08/20/2009 05:12 am ET Updated May 25, 2011

No Excuses: Why The TV Nets Must Carry Obama's Press Conference This Week

Just moments after the White House's tweet last Friday announcing President Obama's prime-time press conference on Wednesday to discuss health care reform, media industry speculation began swirling over which broadcast networks would refuse to carry the presidential presser, the way Fox walked away from an Obama press conference in April.

The chatter represented the continuation of an unprecedented pity party television executives have been throwing themselves since Obama was inaugurated and began regularly communicating with the American people through network television. Bellyaching endlessly about lost viewers that Obama's prime-time press conferences have caused (American Idol got bumped!) and complaining contemptuously about advertising revenues that the commercial-free Q&A were eating up, network suits have been egged on by media reporters.

The reasons network execs have cited while moaning about airing Obama's press conferences have been bogus, especially the claim about lost advertising revenue. But as broadcast executives huddle to decide whether to grant the president access to the airwaves on Wednesday, which, incidentally, belong to the public and which networks use for free, it's important to point out why there's no plausible reason this time around for any of the networks to refuse to air the press conference.

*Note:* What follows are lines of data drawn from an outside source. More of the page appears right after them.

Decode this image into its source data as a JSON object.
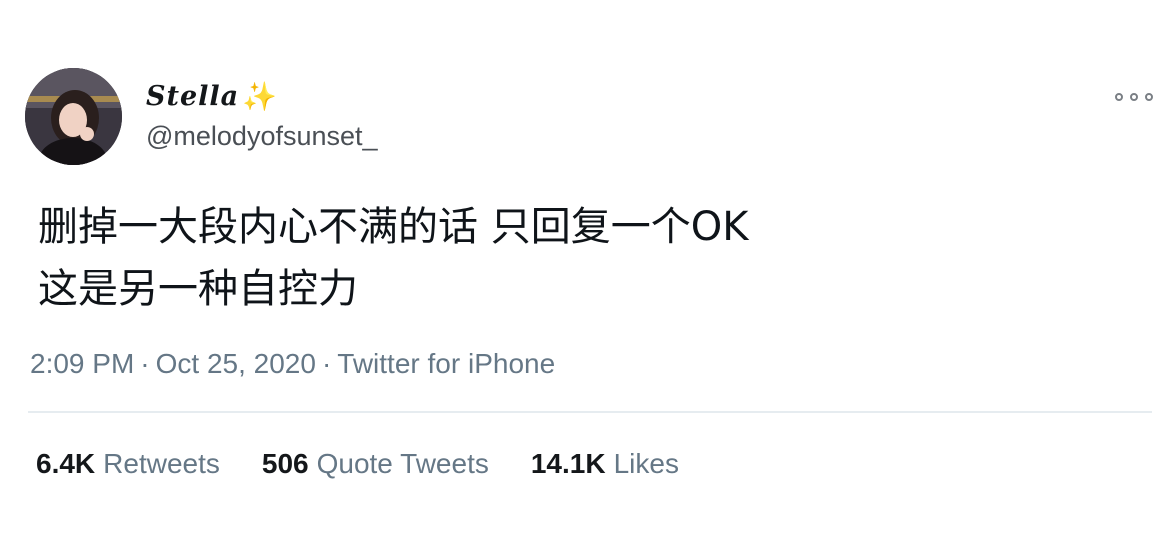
{
  "author": {
    "display_name": "Stella",
    "sparkle": "✨",
    "handle": "@melodyofsunset_"
  },
  "tweet": {
    "text": "删掉一大段内心不满的话 只回复一个OK\n这是另一种自控力"
  },
  "meta": {
    "time": "2:09 PM",
    "separator": "·",
    "date": "Oct 25, 2020",
    "source": "Twitter for iPhone"
  },
  "stats": [
    {
      "count": "6.4K",
      "label": "Retweets"
    },
    {
      "count": "506",
      "label": "Quote Tweets"
    },
    {
      "count": "14.1K",
      "label": "Likes"
    }
  ],
  "colors": {
    "text_primary": "#14171a",
    "text_secondary": "#657786",
    "sparkle": "#f5b82e",
    "divider": "#e6ecf0"
  },
  "icons": {
    "more": "more-horizontal-icon",
    "sparkle": "sparkle-icon"
  }
}
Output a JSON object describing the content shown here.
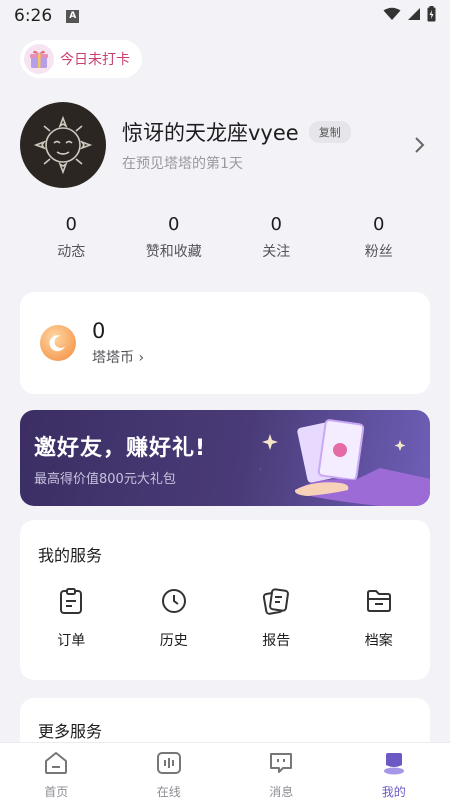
{
  "status_bar": {
    "time": "6:26",
    "notif_letter": "A"
  },
  "checkin": {
    "label": "今日未打卡"
  },
  "profile": {
    "name": "惊讶的天龙座vyee",
    "copy_label": "复制",
    "subtitle": "在预见塔塔的第1天"
  },
  "stats": [
    {
      "value": "0",
      "label": "动态"
    },
    {
      "value": "0",
      "label": "赞和收藏"
    },
    {
      "value": "0",
      "label": "关注"
    },
    {
      "value": "0",
      "label": "粉丝"
    }
  ],
  "coin": {
    "value": "0",
    "label": "塔塔币 ›"
  },
  "banner": {
    "title": "邀好友，赚好礼!",
    "subtitle": "最高得价值800元大礼包"
  },
  "services": {
    "title": "我的服务",
    "items": [
      {
        "label": "订单",
        "icon": "order-icon"
      },
      {
        "label": "历史",
        "icon": "clock-icon"
      },
      {
        "label": "报告",
        "icon": "report-icon"
      },
      {
        "label": "档案",
        "icon": "folder-icon"
      }
    ]
  },
  "more_services": {
    "title": "更多服务"
  },
  "tabbar": {
    "items": [
      {
        "label": "首页",
        "icon": "home-icon"
      },
      {
        "label": "在线",
        "icon": "online-icon"
      },
      {
        "label": "消息",
        "icon": "message-icon"
      },
      {
        "label": "我的",
        "icon": "profile-icon"
      }
    ],
    "active_index": 3
  },
  "colors": {
    "accent": "#6d58c4",
    "banner_bg": "#3b2e63",
    "checkin_text": "#c9406f",
    "coin": "#f38a3a"
  }
}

And here's why: Pretty much nobody is watching the networks' prime-time programming this summer anyway.

Meaning, Obama's press conference isn't going to cause havoc with network schedules the way executives claimed previous prime-time White House events did in the winter and spring. The press conference is not going to cost the broadcast outlets big lost ratings for the simple reason that this is "The Summer People Stopped Watching Network TV," as Gawker recently dubbed it. The networks have so few viewers tuning in this summer that, if anything, Obama's presence might actually boost the overnight Nielsen numbers.

Read the entire Media Matters column here.